The dry period and particularly the transition period (typically defined as three weeks pre- to three weeks post-calving) is one of the most important phases of the production cycle for the modern dairy cow.
These periods influence the production and fertility in the forthcoming lactation, periparturient diseases and both existing and future mammary infections.
The following four points are some of the key considerations during the dry period:
1. Appropriate ration and intake
Over-feeding during the early dry period (typically 60-20 days pre-calving) has been associated with poor dry matter intakes (DMI), increased risk of fat mobilisation, increased risk of metabolic disease and poor reproductive and productive performance during early lactation. This typically means you should be aiming to provide rations with energy densities of about 90MJ ME/day. Conversely, under-feeding through this period can be equally dangerous.
DMI naturally declines in the final two weeks of the dry period, therefore you should aim to maximise DMI by ensuring ration palatability and availability while increasing the energy intake to about 110-120MJ ME/day.
Body condition scores (BCS) should be about 2.75-3.0 at drying off and should be monitored for loss throughout the dry period.
2. Mammary health
The dry period is a critical time for curing existing mammary infections while preventing the development of new ones. Up to one-third of existing mammary infections will self-cure during the dry period and with appropriate dry cow therapy the number of infections curing is likely to be closer to 80-90%.
However, the dry period is high risk for the contraction of new infections (this is why it may appear that infections may not be curing, when in fact they are, it’s just that new infections are acquired). In addition, 20% of teats fail to form a functional seal during the first 30 days of the dry period. Given that 90% of new infections occur in teats without functional seals, this makes good dry cow hygiene and management, together with internal teat sealants, essential.
3. Periparturient disease
Both insufficient energy and low calcium levels are called gateway diseases and are strongly correlated to retained foetal membranes (RFM), metritis, displaced abomasums and mastitis.
Both clinical (milk fever) and subclinical hypocalcaemia are completely controllable through the manipulation of the dietary cation-anion difference (DCAD). However, a complete DCAD system is not appropriate for a large number of farms due to the need to make a separate mix for the pre-calving transition cows – using a partial DCAD through the active selection and feeding of low DCAD forages can be more appropriate (although it is not likely to completely remove the risk of subclinical hypocalcaemia). Other strategies to control milk fever are available and complete control of hypocalcaemia is achievable – you should discuss your management programme with your vet.
The dry period represents a risk period for both infectious (eg digital dermatitis) and non-infectious claw horn (for example, sole ulcers) causes of lameness.
Dry cows can act as a reservoir for digital dermatitis which, despite not immediately resulting in lameness, can prevent you from achieving complete control of digital dermatitis. Footbathing dry cows in herds which are struggling to control digital dermatitis should be considered.
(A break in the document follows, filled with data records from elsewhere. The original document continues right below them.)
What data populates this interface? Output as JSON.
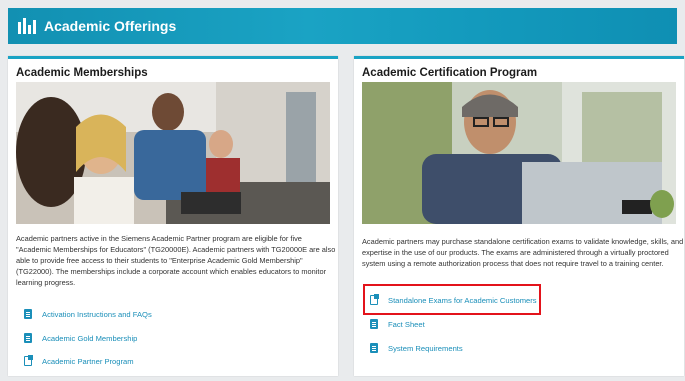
{
  "header": {
    "title": "Academic Offerings",
    "icon": "bar-chart-icon"
  },
  "memberships": {
    "title": "Academic Memberships",
    "description": "Academic partners active in the Siemens Academic Partner program are eligible for five \"Academic Memberships for Educators\" (TG20000E). Academic partners with TG20000E are also able to provide free access to their students to \"Enterprise Academic Gold Membership\" (TG22000). The memberships include a corporate account which enables educators to monitor learning progress.",
    "links": [
      {
        "label": "Activation Instructions and FAQs",
        "icon": "document-icon"
      },
      {
        "label": "Academic Gold Membership",
        "icon": "document-icon"
      },
      {
        "label": "Academic Partner Program",
        "icon": "external-link-icon"
      }
    ]
  },
  "certification": {
    "title": "Academic Certification Program",
    "description": "Academic partners may purchase standalone certification exams to validate knowledge, skills, and expertise in the use of our products. The exams are administered through a virtually proctored system using a remote authorization process that does not require travel to a training center.",
    "links": [
      {
        "label": "Standalone Exams for Academic Customers",
        "icon": "external-link-icon"
      },
      {
        "label": "Fact Sheet",
        "icon": "document-icon"
      },
      {
        "label": "System Requirements",
        "icon": "document-icon"
      }
    ]
  },
  "colors": {
    "accent": "#1aa3c4",
    "link": "#1b8fb9",
    "highlight": "#e3131b"
  }
}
Sole ulcers are the most common lameness-causing lesion in UK dairy cows and one of the most significant risk factors is loss of condition in early lactation (and the resulting loss/change in digital fat pad). This reduces the shock-absorbing/cushioning effect which, together with reduced attachment of the bones in the foot to the hoof capsule, predisposes the animal to the bones sinking and pinching the sole at the typical sole ulcer site.
Providing appropriate energy-density ration, while maximising DMI and monitoring BCS loss through both the dry period and post-calving transition period can help reduce the development of sole ulcers.
Jim Willshire, Endell Veterinary Group